Through one or two conversations after my talk I realised the particular significance of talking about Robert Mapplethorpe in Los Angeles. According to these in-the-know locals, Mapplethorpe had achieved a certain popularity in recent years with a number of shows, and completely unbeknownst to me, an exhibition currently at LACMA. This was significant in the sense that I had been describing Artcasting as a means of creative ‘imaginative journeys’ for artworks, so much so that I think some of the very real journeys made by these works have been overlooked. Mapplethorpe’s work, as well as Lichtenstein’s, make actual voyages across continents, all the time, probably right now, in just the way they are depicted on the Artcasting map, but to real places, where they take on new meanings in the context of their location amongst the many visitors to their exhibitions. The mobilities of art works and exhibitions are material as much as they are imaginative.

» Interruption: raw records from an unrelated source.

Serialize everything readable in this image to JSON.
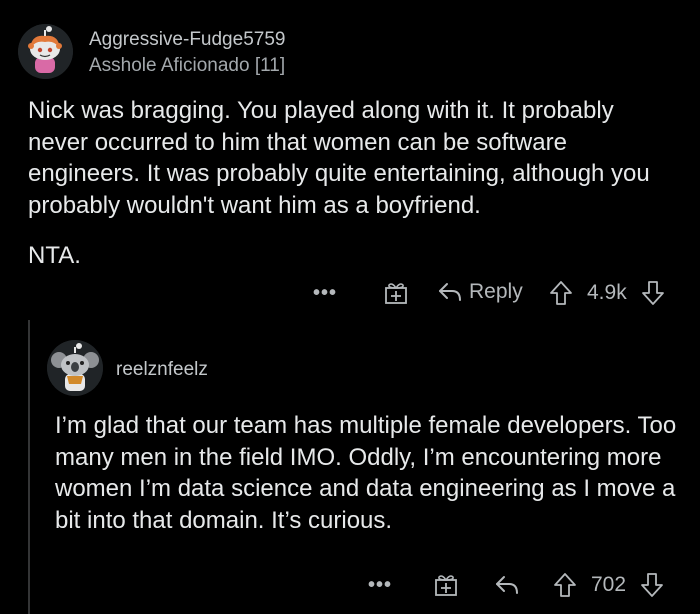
{
  "comment": {
    "username": "Aggressive-Fudge5759",
    "flair": "Asshole Aficionado [11]",
    "paragraphs": [
      "Nick was bragging. You played along with it. It probably never occurred to him that women can be software engineers. It was probably quite entertaining, although you probably wouldn't want him as a boyfriend.",
      "NTA."
    ],
    "actions": {
      "more_label": "•••",
      "reply_label": "Reply",
      "score": "4.9k"
    }
  },
  "reply": {
    "username": "reelznfeelz",
    "text": "I’m glad that our team has multiple female developers.  Too many men in the field IMO.  Oddly, I’m encountering more women I’m data science and data engineering as I move a bit into that domain.  It’s curious.",
    "actions": {
      "more_label": "•••",
      "score": "702"
    }
  },
  "colors": {
    "background": "#000000",
    "text": "#e7e9ea",
    "muted": "#b4b8bb",
    "thread_line": "#343536"
  },
  "icons": [
    "avatar",
    "award-gift-icon",
    "reply-arrow-icon",
    "upvote-icon",
    "downvote-icon",
    "more-options-icon"
  ]
}
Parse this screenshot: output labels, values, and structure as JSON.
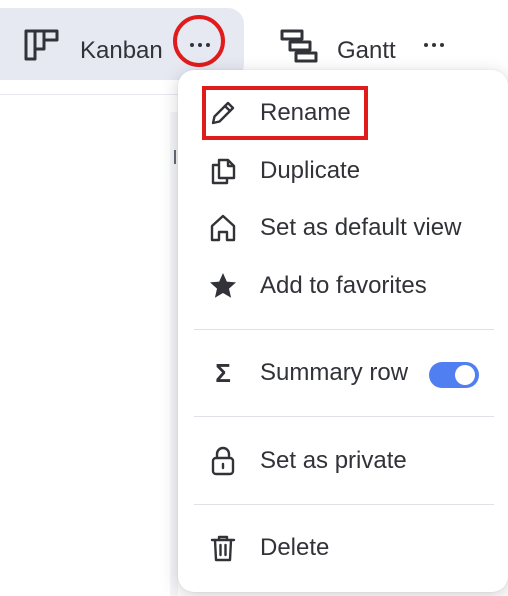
{
  "tabs": [
    {
      "label": "Kanban",
      "icon": "kanban-icon",
      "active": true
    },
    {
      "label": "Gantt",
      "icon": "gantt-icon",
      "active": false
    }
  ],
  "menu": {
    "items": [
      {
        "label": "Rename",
        "icon": "pencil-icon"
      },
      {
        "label": "Duplicate",
        "icon": "duplicate-icon"
      },
      {
        "label": "Set as default view",
        "icon": "home-icon"
      },
      {
        "label": "Add to favorites",
        "icon": "star-icon"
      },
      {
        "label": "Summary row",
        "icon": "sigma-icon",
        "toggle_on": true
      },
      {
        "label": "Set as private",
        "icon": "lock-icon"
      },
      {
        "label": "Delete",
        "icon": "trash-icon"
      }
    ]
  },
  "colors": {
    "highlight": "#e01b1b",
    "toggle_on": "#4f7ff0",
    "active_tab_bg": "#e6e9f2",
    "text": "#323338"
  }
}
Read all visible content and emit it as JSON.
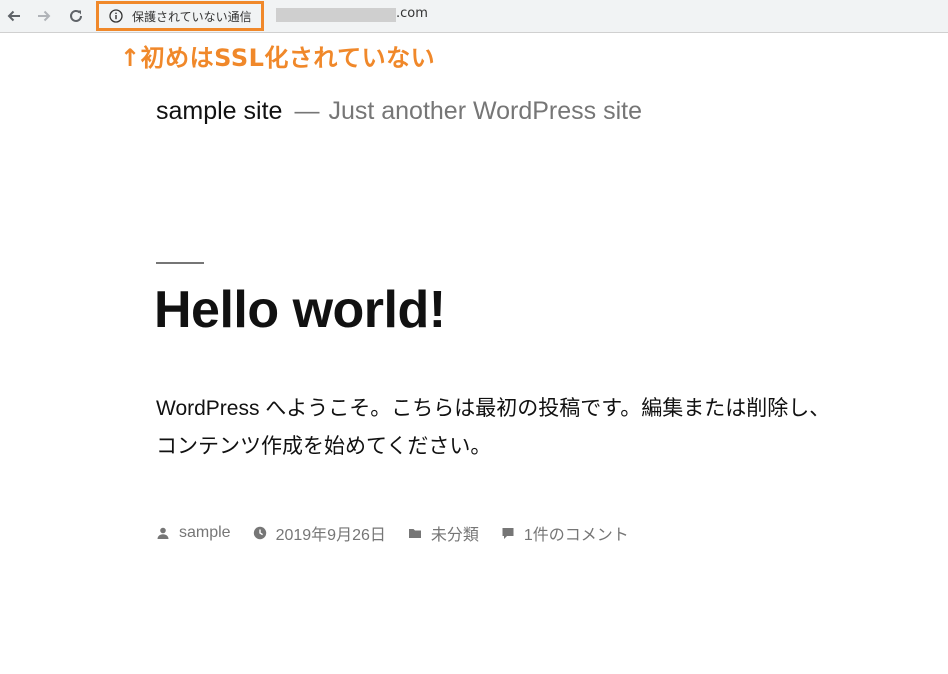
{
  "browser": {
    "security_label": "保護されていない通信",
    "url_visible": ".com",
    "icons": {
      "back": "back-arrow-icon",
      "forward": "forward-arrow-icon",
      "reload": "reload-icon",
      "info": "info-icon"
    }
  },
  "annotation": {
    "text": "↑初めはSSL化されていない",
    "color": "#f0882a"
  },
  "site": {
    "title": "sample site",
    "separator": "—",
    "description": "Just another WordPress site"
  },
  "post": {
    "title": "Hello world!",
    "body": "WordPress へようこそ。こちらは最初の投稿です。編集または削除し、コンテンツ作成を始めてください。",
    "meta": {
      "author": "sample",
      "date": "2019年9月26日",
      "category": "未分類",
      "comments": "1件のコメント"
    }
  }
}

Whilst in Los Angeles, and unfortunately not visiting the LACMA Mapplethorpe exhibition, I decided to read Thomas Pynchon’s The Crying of Lot 49. The novel is set in California and provided an interesting background to visiting the west coast. However, more than this, the plot of the novel, involving the mysterious and shady postal organisation Trystero, offered some additionally interesting opportunities to reflect on the Artcasting platform. In the novel, Tystero provide an underground, secretive postal service that subverts the official US Mail. In order to use Trystero, enlightened citizens make use of disguised post boxes to send mail under the radar.
The Crying of Lot 49 prompted two valuable ideas. Firstly, the significance of intrigue (which was discussed in one of the early Artcasting workshops) and the conspiratorial in the way one might promote an application such as Artcasting. Just as the uncovering of clues about Trystero, and its ultimate mystery, act as plot device within the novel that captivates the reader, Artcasting itself could have adopted more of a secretive presence within the pilot exhibitions. The idea that visitors would be left to discover Artcasting and its features, perhaps through subtle clues (such as discreet displaying of the logo, reflecting Trystero’s ‘post horn’) would of course be a more risky approach, but perhaps one which could have catalysed interest.
Secondly, the idea of a subversive postal system highlighted another important way of perceiving the ‘platform’ capacities of Artcasting. Regardless of the specific works in the pilot exhibitions (but potentially also interestingly linked to them), ‘casting’ can act as a message delivery service. We’ve seen this in a number of the casts, and the idea has surfaced in deep day discussions and workshops (specifically the Bowes visit on April 15th). While Artcasting has been used to publicise particular ‘messages’ – in other words the sender seems very conscious that there will be a wide audience for the message – other casts appear more concerned with messaging particular people, at particular times and places. People have used casts to kind of nudge people, perhaps in the same way that one could ‘poke’ someone else on social media. What makes this particularly ‘subversive’ for me is the fact that the images are themselves involved. This seemed to become clear when discussing Artcasting with History of Art students at the Bowes gallery last week, who seemed concerned with the lack of information related to each art work. In this sense, rather than providing users with encyclopaedic entries about the artworks in question, Artcasting associates different kind of information with the work: more personal communication between known and unknown users, where the art itself becomes symbolic of the message trying to be communicated.